Similarly, the doctrine of "curative admissibility" provides that "'when inadmissible evidence has been allowed, when that evidence was prejudicial, and when the proffered testimony would counter that prejudice,' the opposing party thereafter 'may introduce otherwise inadmissible evidence to rebut or explain the prior evidence.'" State v. Vandeweaghe, 177 N.J. 229, 238 (2003) (quoting James, 144 N.J. at 555).

Our Supreme Court has emphasized that the opening the door and curative admissibility doctrines can be used only "to prevent prejudice" and may not "be subverted into a rule for [the] injection of prejudice." James, 144 N.J. at 556 (quoting United States v. Winston, 447 F.2d 1236, 1240 (D.C. Cir. 1971)). "Introduction of otherwise inadmissible evidence under the shield of [those] doctrine[s] is permitted 'only to the extent necessary to remove any unfair prejudice which might otherwise have ensued from the original evidence.'" Ibid. (quoting California Ins. Co. v. Allen, 235 F.2d 178, 180 (5th Cir.1956)).

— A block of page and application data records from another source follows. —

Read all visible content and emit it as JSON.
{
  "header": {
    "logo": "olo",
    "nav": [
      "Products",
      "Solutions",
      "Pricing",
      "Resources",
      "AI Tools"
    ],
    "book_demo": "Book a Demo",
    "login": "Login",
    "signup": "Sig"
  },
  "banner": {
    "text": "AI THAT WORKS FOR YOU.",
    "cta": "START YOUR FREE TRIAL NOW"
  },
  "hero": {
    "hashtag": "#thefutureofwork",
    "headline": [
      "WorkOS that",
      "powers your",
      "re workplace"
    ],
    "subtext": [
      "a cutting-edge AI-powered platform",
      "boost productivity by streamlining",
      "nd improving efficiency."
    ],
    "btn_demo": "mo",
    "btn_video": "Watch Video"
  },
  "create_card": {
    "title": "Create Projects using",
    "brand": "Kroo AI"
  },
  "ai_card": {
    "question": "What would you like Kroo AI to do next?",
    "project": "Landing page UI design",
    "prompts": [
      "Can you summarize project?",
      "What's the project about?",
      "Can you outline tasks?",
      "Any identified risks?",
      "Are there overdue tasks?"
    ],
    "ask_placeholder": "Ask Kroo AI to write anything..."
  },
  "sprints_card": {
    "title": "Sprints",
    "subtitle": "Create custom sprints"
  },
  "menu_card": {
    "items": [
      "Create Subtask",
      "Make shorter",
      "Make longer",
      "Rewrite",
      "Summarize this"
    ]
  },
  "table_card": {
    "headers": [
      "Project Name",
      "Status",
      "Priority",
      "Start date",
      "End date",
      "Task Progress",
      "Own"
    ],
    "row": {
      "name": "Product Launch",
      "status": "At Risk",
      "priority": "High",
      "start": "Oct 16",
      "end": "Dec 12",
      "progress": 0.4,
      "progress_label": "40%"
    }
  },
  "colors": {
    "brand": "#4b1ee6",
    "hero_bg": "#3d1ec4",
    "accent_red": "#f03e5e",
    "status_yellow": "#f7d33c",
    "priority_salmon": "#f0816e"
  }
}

Similarly, under the invited error doctrine, a defendant cannot "pursue a strategy of allowing a substitute witness to testify—hopefully to his advantage—and then when the strategy does not work out as planned, cry foul and win a new trial." State v. Williams, 219 N.J. 89, 101 (2014); see State v. Santamaria, 236 N.J. 390, 409 (2019) (quoting State v. Harper, 128 N.J. Super. 270, 277 (App. Div. 1974)) ("Trial errors which were induced, encouraged or acquiesced in or consented to by defense counsel ordinarily are not a basis for reversal on appeal.").

Here, defense counsel stated she thought the State intended to call Arrington as a trial witness, despite the prosecutor's statement that Arrington should be treated as an unavailable witness. Despite the prosecutor advising that Arrington would not testify in court right before Johnson's testimony, defense counsel did not request a Rule 104 hearing to determine the admissibility of Arrington's statements and the State's efforts in attempting to procure Arrington's trial testimony.

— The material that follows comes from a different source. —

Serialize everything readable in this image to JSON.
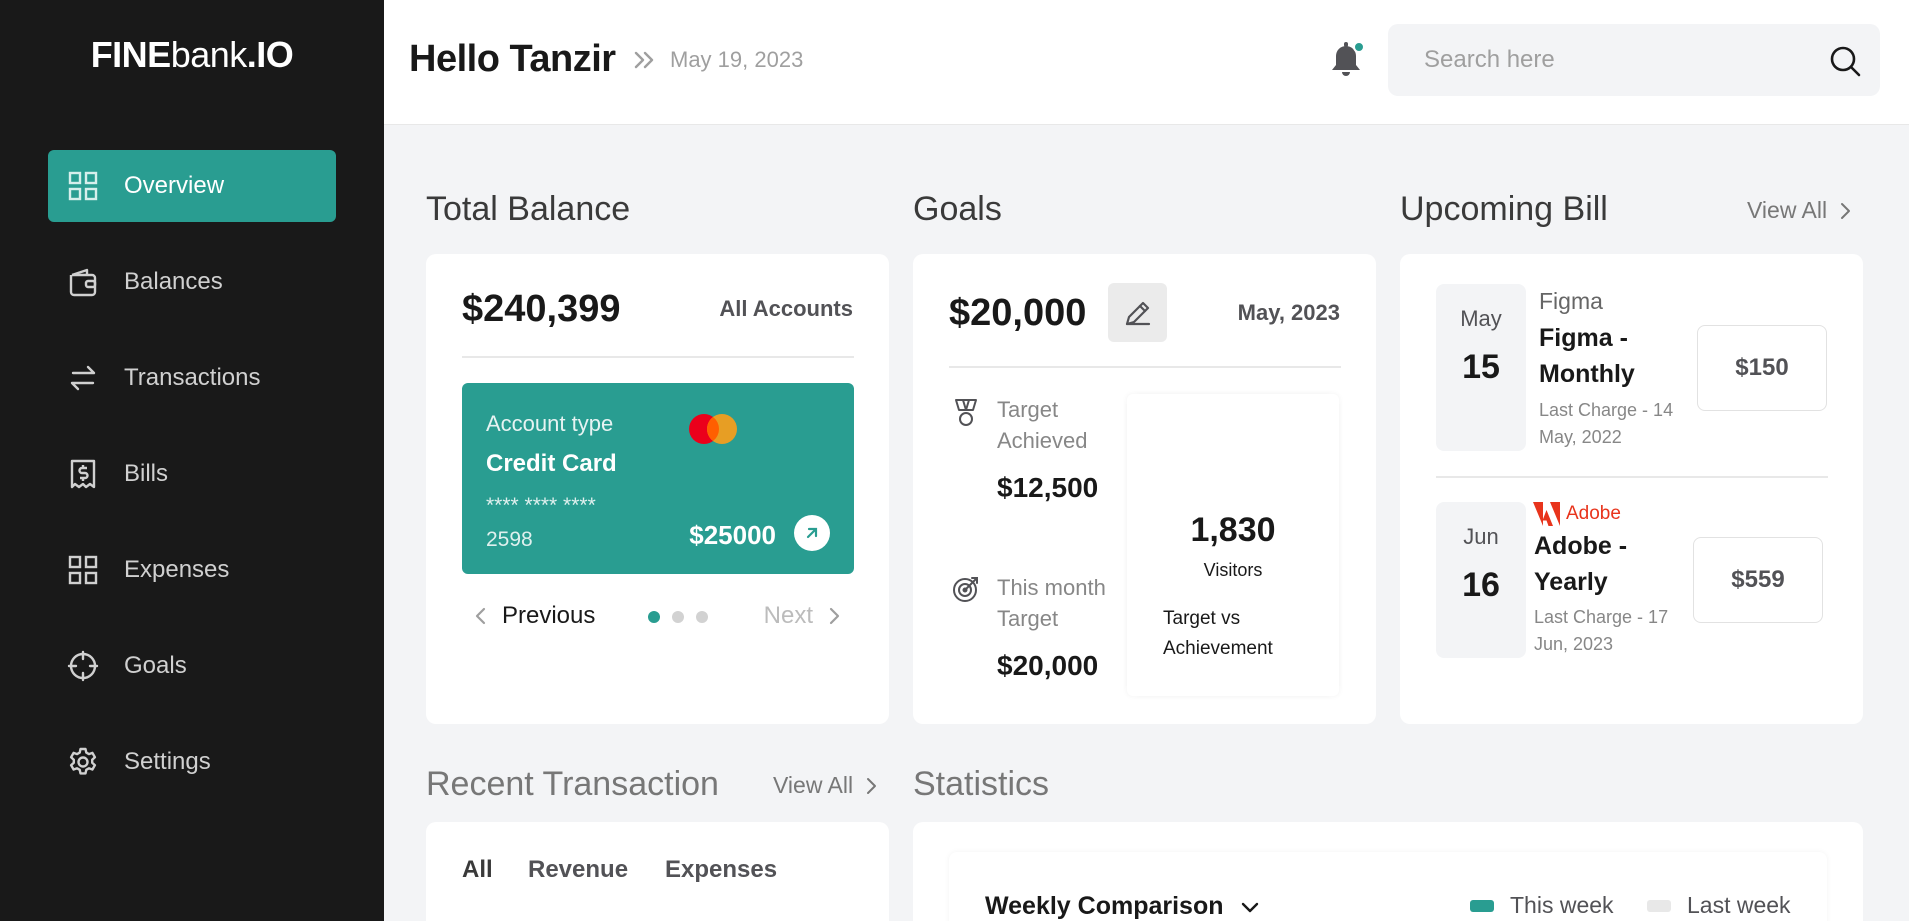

Knowing Arrington had identified defendant as the shooter, defense counsel made a strategic decision during Johnson's cross-examination to introduce Arrington's statements to challenge Arrington's credibility and to suggest that a different person committed the crimes. The prosecutor did not question Johnson about Arrington's statements during his direct examination. Only after the defense introduced the statements on cross-examination did the prosecutor seek to introduce other portions of the statements during redirect examination. Finally, defense counsel conceded to the trial court that the introduction of Arrington's statements on cross-examination was outside the scope of the State's direct examination.

Although Johnson's testimony was indisputably impermissible hearsay testimony, the defense introduced it, opening the door for the State to introduce other portions of Arrington's statements. See Williams, 219 N.J. at 101; Vandeweaghe, 177 N.J. at 238; James, 144 N.J. at 554. In addition, defense counsel extensively cross-examined Johnson about his investigation and Arrington's statements.

Even if the admission of this testimony was error, it had no capacity to produce an unjust result. See R. 2:10-2. There was substantial evidence against defendant in addition to Arrington's identification, including surveillance video that captured the November shooting; defendant's confession to police that he shot at Ryner four times with a .45 caliber weapon, and was riding a bicycle during the November shooting; defendant's confession to police that he was present during the December shooting and his identification of the weapons used; and ballistics evidence revealed Ryner was fatally shot with several .45-caliber projectiles and Walker was fatally shot with one of the weapons described in defendant's confession.

Any remaining arguments not addressed lack sufficient merit to warrant discussion in a written opinion. R. 2:11-3(e)(2).


I hereby certify that the foregoing is a true copy of the original on file in my office.


Summaries of

State v. Alexander

Feb 4, 2021
DOCKET NO. A-2497-16T4 (App. Div. Feb. 4, 2021)
Case details for

State v. Alexander

Case Details

Full title:STATE OF NEW JERSEY, Plaintiff-Respondent, v. JERRELL ALEXANDER…


Date published: Feb 4, 2021


DOCKET NO. A-2497-16T4 (App. Div. Feb. 4, 2021)